Activity:
Write every line below out again exactly, images omitted.
━━━━━━
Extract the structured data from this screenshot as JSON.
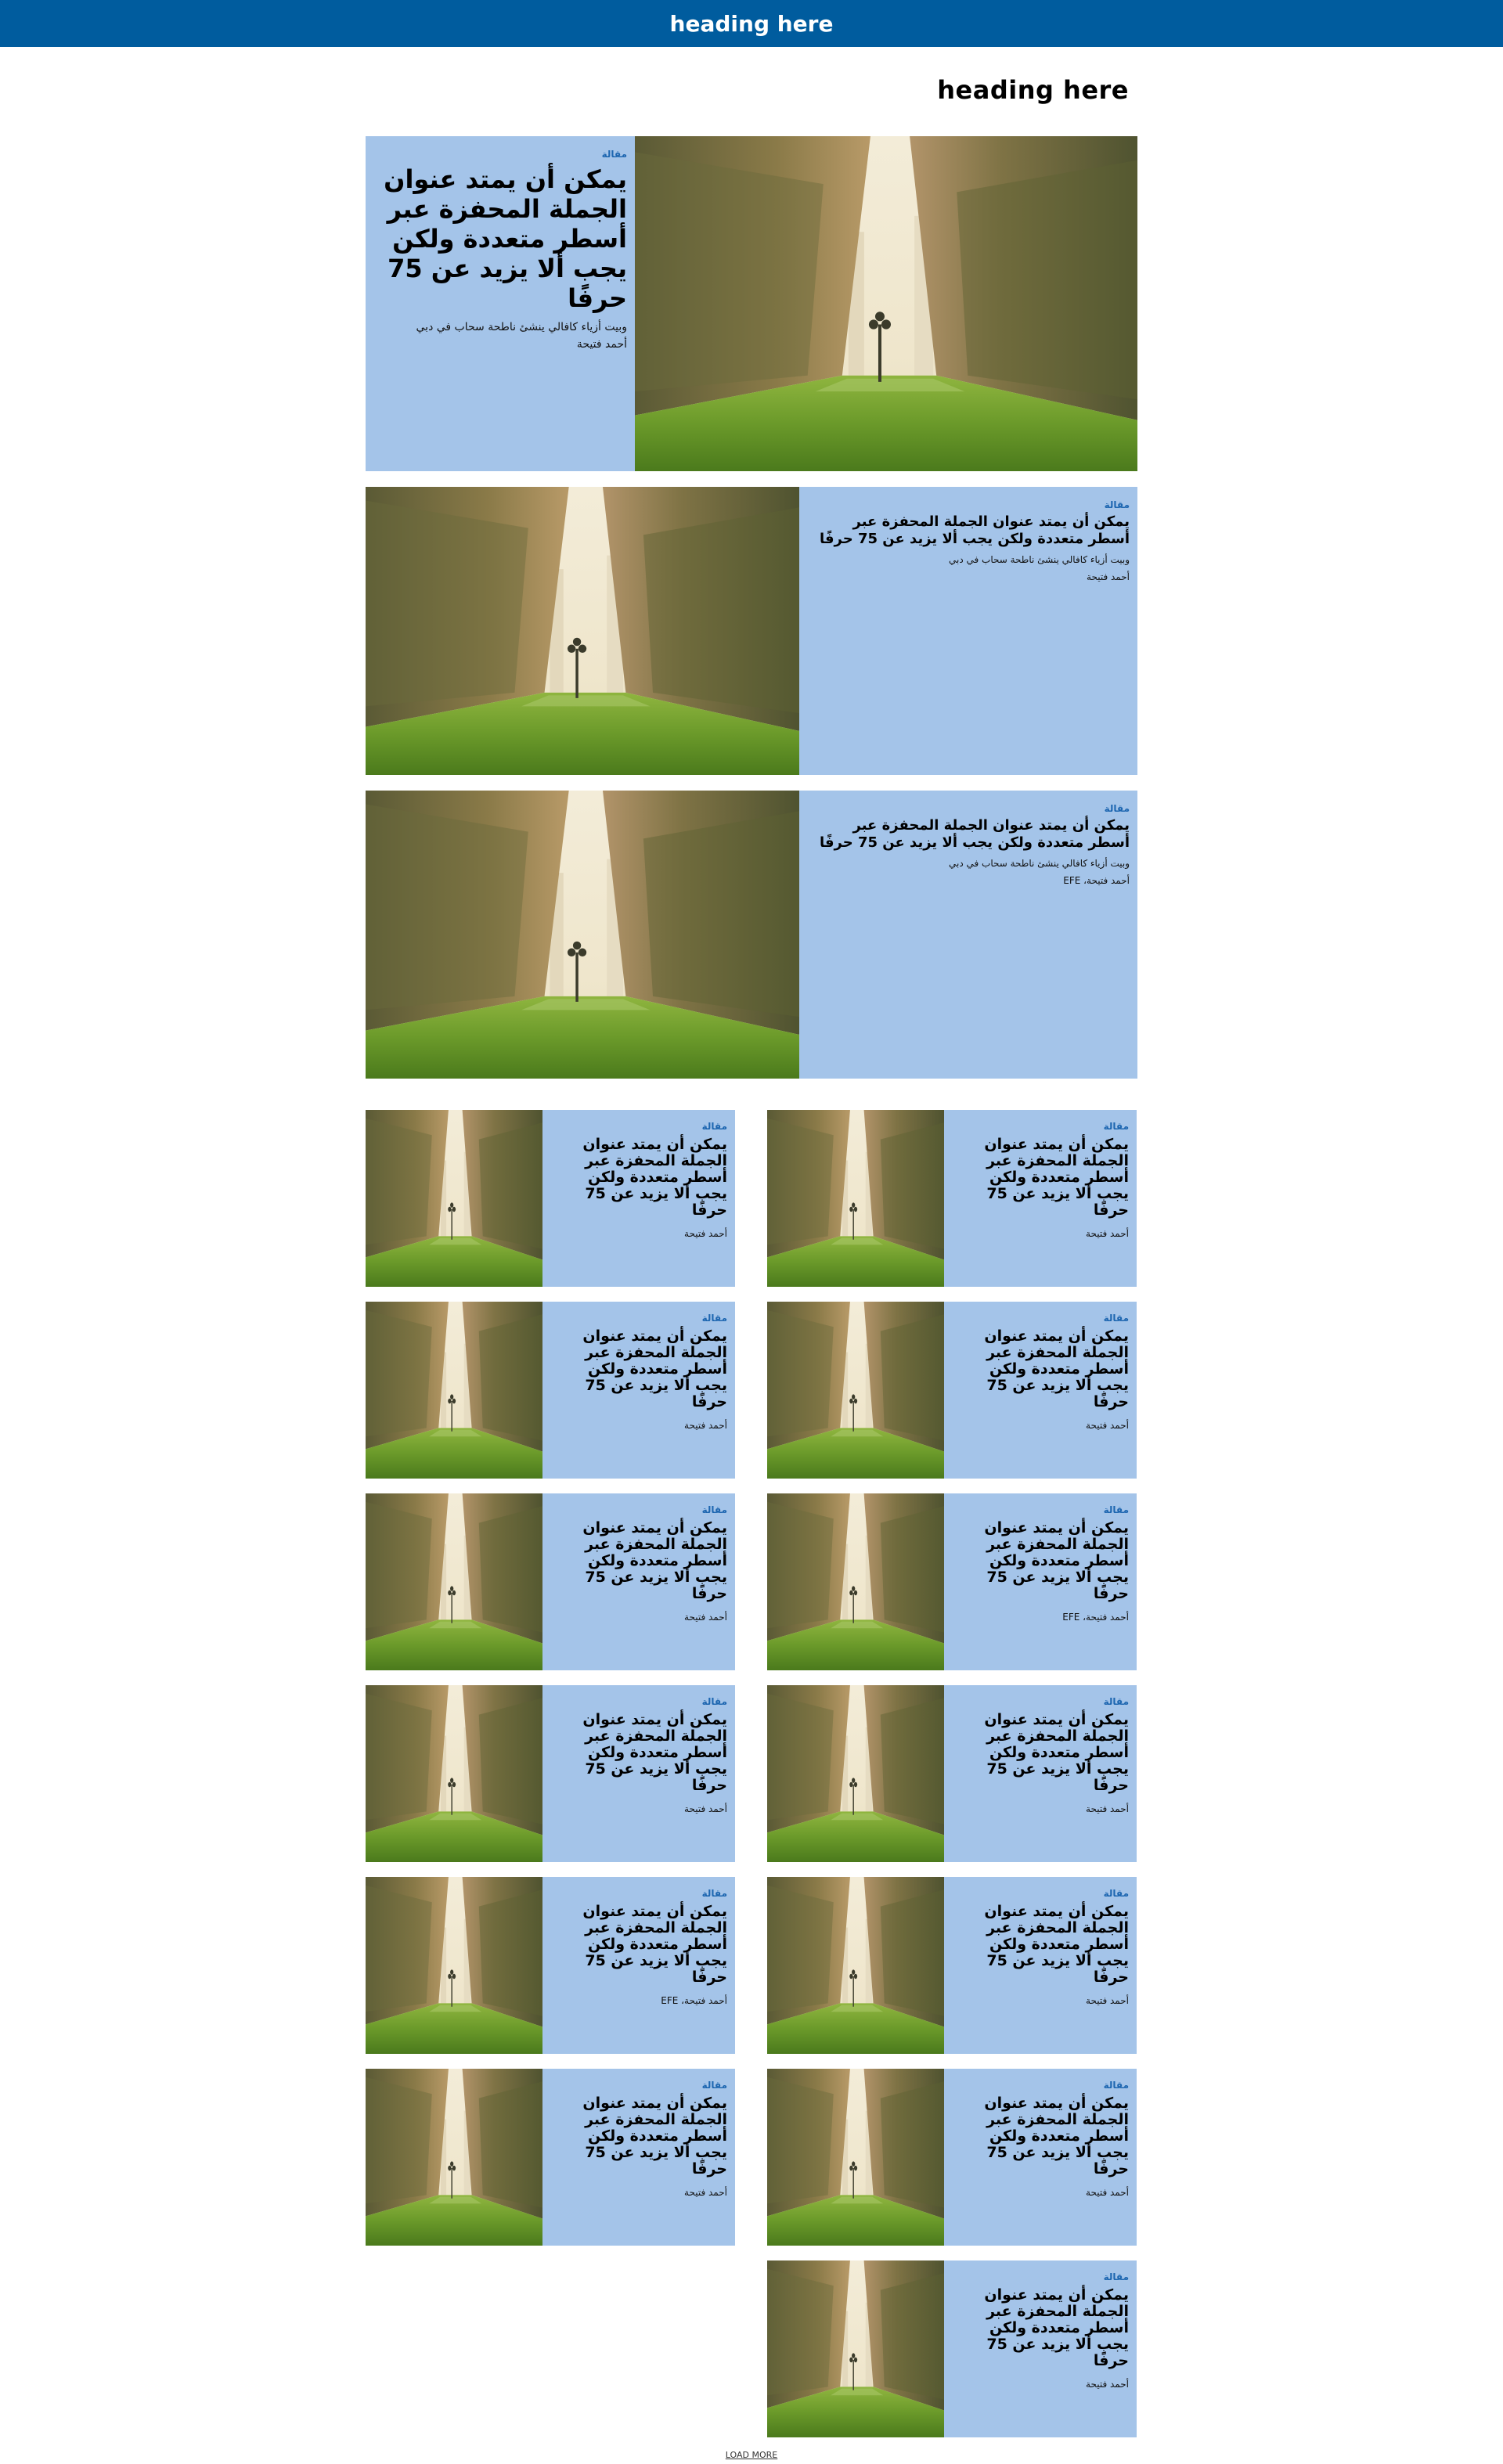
{
  "header": {
    "title": "heading here"
  },
  "page_heading": "heading here",
  "hero": {
    "tag": "مقالة",
    "title": "يمكن أن يمتد عنوان الجملة المحفزة عبر أسطر متعددة ولكن يجب ألا يزيد عن 75 حرفًا",
    "subtitle": "وبيت أزياء كافالي ينشئ ناطحة سحاب في دبي",
    "author": "أحمد فتيحة"
  },
  "medium_cards": [
    {
      "tag": "مقالة",
      "title": "يمكن أن يمتد عنوان الجملة المحفزة عبر أسطر متعددة ولكن يجب ألا يزيد عن 75 حرفًا",
      "subtitle": "وبيت أزياء كافالي ينشئ ناطحة سحاب في دبي",
      "author": "أحمد فتيحة"
    },
    {
      "tag": "مقالة",
      "title": "يمكن أن يمتد عنوان الجملة المحفزة عبر أسطر متعددة ولكن يجب ألا يزيد عن 75 حرفًا",
      "subtitle": "وبيت أزياء كافالي ينشئ ناطحة سحاب في دبي",
      "author": "أحمد فتيحة، EFE"
    }
  ],
  "grid_cards": [
    {
      "tag": "مقالة",
      "title": "يمكن أن يمتد عنوان الجملة المحفزة عبر أسطر متعددة ولكن يجب ألا يزيد عن 75 حرفًا",
      "author": "أحمد فتيحة"
    },
    {
      "tag": "مقالة",
      "title": "يمكن أن يمتد عنوان الجملة المحفزة عبر أسطر متعددة ولكن يجب ألا يزيد عن 75 حرفًا",
      "author": "أحمد فتيحة"
    },
    {
      "tag": "مقالة",
      "title": "يمكن أن يمتد عنوان الجملة المحفزة عبر أسطر متعددة ولكن يجب ألا يزيد عن 75 حرفًا",
      "author": "أحمد فتيحة"
    },
    {
      "tag": "مقالة",
      "title": "يمكن أن يمتد عنوان الجملة المحفزة عبر أسطر متعددة ولكن يجب ألا يزيد عن 75 حرفًا",
      "author": "أحمد فتيحة"
    },
    {
      "tag": "مقالة",
      "title": "يمكن أن يمتد عنوان الجملة المحفزة عبر أسطر متعددة ولكن يجب ألا يزيد عن 75 حرفًا",
      "author": "أحمد فتيحة، EFE"
    },
    {
      "tag": "مقالة",
      "title": "يمكن أن يمتد عنوان الجملة المحفزة عبر أسطر متعددة ولكن يجب ألا يزيد عن 75 حرفًا",
      "author": "أحمد فتيحة"
    },
    {
      "tag": "مقالة",
      "title": "يمكن أن يمتد عنوان الجملة المحفزة عبر أسطر متعددة ولكن يجب ألا يزيد عن 75 حرفًا",
      "author": "أحمد فتيحة"
    },
    {
      "tag": "مقالة",
      "title": "يمكن أن يمتد عنوان الجملة المحفزة عبر أسطر متعددة ولكن يجب ألا يزيد عن 75 حرفًا",
      "author": "أحمد فتيحة"
    },
    {
      "tag": "مقالة",
      "title": "يمكن أن يمتد عنوان الجملة المحفزة عبر أسطر متعددة ولكن يجب ألا يزيد عن 75 حرفًا",
      "author": "أحمد فتيحة"
    },
    {
      "tag": "مقالة",
      "title": "يمكن أن يمتد عنوان الجملة المحفزة عبر أسطر متعددة ولكن يجب ألا يزيد عن 75 حرفًا",
      "author": "أحمد فتيحة، EFE"
    },
    {
      "tag": "مقالة",
      "title": "يمكن أن يمتد عنوان الجملة المحفزة عبر أسطر متعددة ولكن يجب ألا يزيد عن 75 حرفًا",
      "author": "أحمد فتيحة"
    },
    {
      "tag": "مقالة",
      "title": "يمكن أن يمتد عنوان الجملة المحفزة عبر أسطر متعددة ولكن يجب ألا يزيد عن 75 حرفًا",
      "author": "أحمد فتيحة"
    },
    {
      "tag": "مقالة",
      "title": "يمكن أن يمتد عنوان الجملة المحفزة عبر أسطر متعددة ولكن يجب ألا يزيد عن 75 حرفًا",
      "author": "أحمد فتيحة"
    }
  ],
  "load_more": "LOAD MORE",
  "colors": {
    "header_bg": "#005c9e",
    "card_bg": "#a4c4e9",
    "tag": "#1d66b0"
  }
}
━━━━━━
Completed task:
Extract the structured data from this screenshot as JSON.
{
  "header": {
    "title": "heading here"
  },
  "page_heading": "heading here",
  "hero": {
    "tag": "مقالة",
    "title": "يمكن أن يمتد عنوان الجملة المحفزة عبر أسطر متعددة ولكن يجب ألا يزيد عن 75 حرفًا",
    "subtitle": "وبيت أزياء كافالي ينشئ ناطحة سحاب في دبي",
    "author": "أحمد فتيحة"
  },
  "medium_cards": [
    {
      "tag": "مقالة",
      "title": "يمكن أن يمتد عنوان الجملة المحفزة عبر أسطر متعددة ولكن يجب ألا يزيد عن 75 حرفًا",
      "subtitle": "وبيت أزياء كافالي ينشئ ناطحة سحاب في دبي",
      "author": "أحمد فتيحة"
    },
    {
      "tag": "مقالة",
      "title": "يمكن أن يمتد عنوان الجملة المحفزة عبر أسطر متعددة ولكن يجب ألا يزيد عن 75 حرفًا",
      "subtitle": "وبيت أزياء كافالي ينشئ ناطحة سحاب في دبي",
      "author": "أحمد فتيحة، EFE"
    }
  ],
  "grid_cards": [
    {
      "tag": "مقالة",
      "title": "يمكن أن يمتد عنوان الجملة المحفزة عبر أسطر متعددة ولكن يجب ألا يزيد عن 75 حرفًا",
      "author": "أحمد فتيحة"
    },
    {
      "tag": "مقالة",
      "title": "يمكن أن يمتد عنوان الجملة المحفزة عبر أسطر متعددة ولكن يجب ألا يزيد عن 75 حرفًا",
      "author": "أحمد فتيحة"
    },
    {
      "tag": "مقالة",
      "title": "يمكن أن يمتد عنوان الجملة المحفزة عبر أسطر متعددة ولكن يجب ألا يزيد عن 75 حرفًا",
      "author": "أحمد فتيحة"
    },
    {
      "tag": "مقالة",
      "title": "يمكن أن يمتد عنوان الجملة المحفزة عبر أسطر متعددة ولكن يجب ألا يزيد عن 75 حرفًا",
      "author": "أحمد فتيحة"
    },
    {
      "tag": "مقالة",
      "title": "يمكن أن يمتد عنوان الجملة المحفزة عبر أسطر متعددة ولكن يجب ألا يزيد عن 75 حرفًا",
      "author": "أحمد فتيحة، EFE"
    },
    {
      "tag": "مقالة",
      "title": "يمكن أن يمتد عنوان الجملة المحفزة عبر أسطر متعددة ولكن يجب ألا يزيد عن 75 حرفًا",
      "author": "أحمد فتيحة"
    },
    {
      "tag": "مقالة",
      "title": "يمكن أن يمتد عنوان الجملة المحفزة عبر أسطر متعددة ولكن يجب ألا يزيد عن 75 حرفًا",
      "author": "أحمد فتيحة"
    },
    {
      "tag": "مقالة",
      "title": "يمكن أن يمتد عنوان الجملة المحفزة عبر أسطر متعددة ولكن يجب ألا يزيد عن 75 حرفًا",
      "author": "أحمد فتيحة"
    },
    {
      "tag": "مقالة",
      "title": "يمكن أن يمتد عنوان الجملة المحفزة عبر أسطر متعددة ولكن يجب ألا يزيد عن 75 حرفًا",
      "author": "أحمد فتيحة"
    },
    {
      "tag": "مقالة",
      "title": "يمكن أن يمتد عنوان الجملة المحفزة عبر أسطر متعددة ولكن يجب ألا يزيد عن 75 حرفًا",
      "author": "أحمد فتيحة، EFE"
    },
    {
      "tag": "مقالة",
      "title": "يمكن أن يمتد عنوان الجملة المحفزة عبر أسطر متعددة ولكن يجب ألا يزيد عن 75 حرفًا",
      "author": "أحمد فتيحة"
    },
    {
      "tag": "مقالة",
      "title": "يمكن أن يمتد عنوان الجملة المحفزة عبر أسطر متعددة ولكن يجب ألا يزيد عن 75 حرفًا",
      "author": "أحمد فتيحة"
    },
    {
      "tag": "مقالة",
      "title": "يمكن أن يمتد عنوان الجملة المحفزة عبر أسطر متعددة ولكن يجب ألا يزيد عن 75 حرفًا",
      "author": "أحمد فتيحة"
    }
  ],
  "load_more": "LOAD MORE",
  "colors": {
    "header_bg": "#005c9e",
    "card_bg": "#a4c4e9",
    "tag": "#1d66b0"
  }
}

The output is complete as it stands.